Story Boarding

Storyboarding isn’t torture,

Story Boarding: It’s not torture.


I saw Rebecca Skloot, author of The Immortal Life of Henrietta Lacks, at a conference just after her landmark book exploded into the reading world. As she spoke about her own writing process, she recounted the story of watching a movie where several narratives had been interwoven throughout the action and having an epiphany: she should story board her narrative nonfiction memoir as a screenplay writer might do.

Fellow writer, Janet Sunderland, who I contacted to help me think about my own plot, showed me how to combine Freytag’s Triangle (you remember that chart from your Intro. to Lit. Class!) and a storyboard visual aid to help me plot my story.
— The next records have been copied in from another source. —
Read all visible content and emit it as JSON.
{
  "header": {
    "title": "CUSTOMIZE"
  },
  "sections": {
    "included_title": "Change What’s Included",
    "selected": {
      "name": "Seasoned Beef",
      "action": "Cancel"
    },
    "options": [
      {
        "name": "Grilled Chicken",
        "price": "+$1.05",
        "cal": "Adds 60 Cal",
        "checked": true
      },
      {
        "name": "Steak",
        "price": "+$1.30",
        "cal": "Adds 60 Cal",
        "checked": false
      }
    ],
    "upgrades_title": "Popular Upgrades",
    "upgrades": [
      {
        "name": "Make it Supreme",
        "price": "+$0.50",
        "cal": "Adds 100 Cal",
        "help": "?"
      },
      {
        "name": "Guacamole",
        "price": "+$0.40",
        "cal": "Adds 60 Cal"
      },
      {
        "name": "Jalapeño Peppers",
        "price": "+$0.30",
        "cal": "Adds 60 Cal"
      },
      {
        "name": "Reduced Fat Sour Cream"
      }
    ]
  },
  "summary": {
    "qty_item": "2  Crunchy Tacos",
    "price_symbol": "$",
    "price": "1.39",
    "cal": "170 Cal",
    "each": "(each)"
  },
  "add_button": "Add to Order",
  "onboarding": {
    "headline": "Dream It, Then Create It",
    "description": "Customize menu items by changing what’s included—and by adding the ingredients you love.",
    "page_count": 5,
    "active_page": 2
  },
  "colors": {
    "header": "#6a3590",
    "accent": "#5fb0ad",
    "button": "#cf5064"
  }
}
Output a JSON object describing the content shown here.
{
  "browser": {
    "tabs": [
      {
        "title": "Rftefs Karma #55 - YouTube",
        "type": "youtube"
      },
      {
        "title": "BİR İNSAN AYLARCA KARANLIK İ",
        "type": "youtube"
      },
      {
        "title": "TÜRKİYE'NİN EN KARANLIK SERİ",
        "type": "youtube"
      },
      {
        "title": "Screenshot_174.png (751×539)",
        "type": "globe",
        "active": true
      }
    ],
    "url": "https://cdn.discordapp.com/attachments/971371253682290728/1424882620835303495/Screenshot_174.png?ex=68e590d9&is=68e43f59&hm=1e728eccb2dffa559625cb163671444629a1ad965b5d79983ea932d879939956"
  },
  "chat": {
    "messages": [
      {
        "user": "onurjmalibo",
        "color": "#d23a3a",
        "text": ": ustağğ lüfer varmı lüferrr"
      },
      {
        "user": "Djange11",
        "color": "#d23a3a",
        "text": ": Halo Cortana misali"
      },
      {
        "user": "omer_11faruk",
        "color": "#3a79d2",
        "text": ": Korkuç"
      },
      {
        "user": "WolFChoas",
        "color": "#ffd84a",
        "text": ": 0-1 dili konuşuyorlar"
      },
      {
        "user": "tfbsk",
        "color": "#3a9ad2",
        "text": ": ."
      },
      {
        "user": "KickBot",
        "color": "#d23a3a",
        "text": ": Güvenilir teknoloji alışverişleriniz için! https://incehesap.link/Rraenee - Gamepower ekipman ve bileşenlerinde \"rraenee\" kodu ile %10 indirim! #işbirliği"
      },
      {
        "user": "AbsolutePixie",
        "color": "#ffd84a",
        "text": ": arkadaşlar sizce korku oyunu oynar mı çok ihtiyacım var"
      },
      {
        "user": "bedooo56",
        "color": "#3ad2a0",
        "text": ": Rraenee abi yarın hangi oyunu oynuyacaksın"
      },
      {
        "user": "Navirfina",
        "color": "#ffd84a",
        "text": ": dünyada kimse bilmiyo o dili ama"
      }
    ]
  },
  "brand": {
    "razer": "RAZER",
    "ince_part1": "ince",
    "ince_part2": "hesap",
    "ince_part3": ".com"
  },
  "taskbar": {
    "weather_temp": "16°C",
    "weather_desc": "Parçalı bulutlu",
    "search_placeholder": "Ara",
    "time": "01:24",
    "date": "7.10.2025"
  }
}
I’ve included a photo of the storyboard I have hanging in the hallway outside my home office. On three large pieces of paper, I drew Freytag. On Post-It Notes, I wrote all the plot points I wanted to include in my narrative. As always, I paid special attention to conflict and climax. Then I stuck them all to the wall. Now I can add scenes that haven’t been written yet, and I can reorganize scenes (and then put them back where they started) with a bit of stick-um.

Skloot also talked about transferring her original storyboard to color coded cards; each color represented one of the narrative threads. So even if you aren’t working on a book length manuscript, visual aids like outlines, story boards and the old fashioned 3×5 cards can help. Of course, there’s always Scrivner.